In reality, I think that creating a minimum viable podcast taught me two things. First, that as with all writing projects, I wouldn’t be able to wing it and get away with it. To make Leisure Club worth doing, I would have to invest time in its production that I don’t necessarily have.

The second thing I’ve perhaps learned is that people do like my writing and are willing to support me.

I was pretty surprised and delighted that so many of my volunteers said they would consider giving me their cold hard cash. That’s an amazing thing to find out, even if Leisure Club might not be the right project for that at the moment.

For now, Leisure Club is returned to the back burner and that feels right. I could have just gone for it. I could have stopped working on my novel and focused on this to try and turn it into a part-time living.

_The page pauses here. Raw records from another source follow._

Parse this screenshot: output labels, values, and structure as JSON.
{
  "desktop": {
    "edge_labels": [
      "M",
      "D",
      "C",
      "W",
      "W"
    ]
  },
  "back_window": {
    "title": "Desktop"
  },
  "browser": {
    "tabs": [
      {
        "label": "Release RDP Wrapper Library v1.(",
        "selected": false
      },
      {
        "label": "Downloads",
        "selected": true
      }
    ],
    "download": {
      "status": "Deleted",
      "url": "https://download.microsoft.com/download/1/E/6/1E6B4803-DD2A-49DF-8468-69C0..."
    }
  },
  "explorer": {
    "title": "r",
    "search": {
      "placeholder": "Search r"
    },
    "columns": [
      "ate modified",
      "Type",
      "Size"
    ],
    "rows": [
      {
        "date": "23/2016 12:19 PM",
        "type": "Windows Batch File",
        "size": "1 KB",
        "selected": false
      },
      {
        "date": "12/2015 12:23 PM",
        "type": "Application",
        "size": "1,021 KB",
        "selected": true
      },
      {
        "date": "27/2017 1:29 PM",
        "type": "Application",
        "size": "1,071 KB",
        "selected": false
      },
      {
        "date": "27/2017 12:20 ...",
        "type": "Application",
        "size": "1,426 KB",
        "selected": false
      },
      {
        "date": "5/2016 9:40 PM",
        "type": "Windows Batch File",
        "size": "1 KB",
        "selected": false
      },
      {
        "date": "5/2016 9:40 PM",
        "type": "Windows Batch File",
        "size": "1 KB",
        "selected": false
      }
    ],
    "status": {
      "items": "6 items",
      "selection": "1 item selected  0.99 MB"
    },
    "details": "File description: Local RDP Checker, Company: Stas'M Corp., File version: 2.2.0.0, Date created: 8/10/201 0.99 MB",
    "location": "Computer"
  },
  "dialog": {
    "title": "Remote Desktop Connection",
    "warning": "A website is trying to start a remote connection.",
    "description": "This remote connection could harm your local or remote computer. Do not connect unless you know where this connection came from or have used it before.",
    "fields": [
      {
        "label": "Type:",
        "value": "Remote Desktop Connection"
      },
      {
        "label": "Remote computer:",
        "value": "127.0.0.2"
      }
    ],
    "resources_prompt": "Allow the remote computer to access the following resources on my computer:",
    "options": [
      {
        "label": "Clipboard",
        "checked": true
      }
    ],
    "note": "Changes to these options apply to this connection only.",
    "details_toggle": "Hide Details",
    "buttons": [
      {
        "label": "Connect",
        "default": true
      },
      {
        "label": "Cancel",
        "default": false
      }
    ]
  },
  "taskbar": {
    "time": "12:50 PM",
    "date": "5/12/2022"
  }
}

But I didn’t. I showed my work, learnt a lot and I think I’ve saved myself a lot of time and energy.


A few days before the EU referendum vote, someone close to me said that they were probably going to vote Leave. I was flabbergasted.

First, I could see no logical reason for it. They were intelligent, comfortably middle class, apparently liberal-minded and entirely unaffected by immigration. There was no protest to be had. When pressed, they spoke of ‘tradition’ and ‘British values’. I was lost for words.

That person changed their mind at the last minute and voted Remain. But my eyes had been opened. It made me realise that far more people (and types of people) than I thought possible simply did not think like me. As the reality of Brexit emerged, I saw that England specifically was and is at least half full of people who lack empathy.

I’m being generous when I say that the Brexit vote had undertones of racism and xenophobia. The US election and Trump in particular has taken those things to the next level, made them very public and thrown in a deeply repulsive dose of misogyny and homophobia too.

It has been and will always be disgusting. Truly deplorable.

I’ve found myself increasingly fascinated by the US election over the last couple of months. I’ve watched a lot of Youtube. I’ve read a lot of think pieces. Even before the result, I thought about how happy I was that my children are not yet old enough to understand what’s happened. I don’t know how I’d be able to explain.

Trump is terrifying, no doubt. Even more scary for me, as we saw in the UK only a few months ago, is how many people seem to care so little about other human beings. How completely unable they are to even try to understand or put themselves in the shoes of people who are not like them.

So, what now? I’m not sure. Some people in the US will be heavily affected and rightfully afraid. I’d say we’re more than a little anxious over here too. If you feel politicised and ready to speak up and campaign, that’s a constructive use of any anger or energy you currently feel. I have friends who’ve been inspired to take similar action.

I’m trying to do two things. First, to vastly reduce the amount of rolling news I allow into my life. I’d like to find a way to stay well-informed, but without letting the relentless bullshit impact my mind and mood. I need to let less in and put more out.

Which leads me to point two. Writing, music and all forms of art are built on the idea that it is good and right to explore the other. To try and see then show the world through other people’s eyes. I’m not really sure what else to do right now but hold on tight to that notion. And to do the following.

Read, listen, watch, create, share. Empathise.

Everything Burned

The EU referendum and the absolute carnage it has created in the UK has been on everyone’s minds. It’s impossible to escape.

I’ve wanted to write about the situation, but found it very difficult to articulate how I feel. I’m just so angry, dumbfounded that a group of incompetent politicians, born into wealth and blinded by ego, have waltzed our country into so much economic uncertainty. It’s truly unforgivable.

There are so many blog posts and opinion pieces on what has happened. So instead I’ve written a story.

I published it in the latest issue of Shelflife – my weekly newsletter.

You can read it here too.

You can find out more about Shelflife right here.

Every fortnight, I send a collection of interesting links from around the web, some thoughts of my own and short, original fiction. It’s completely free and you can unsubscribe at any time.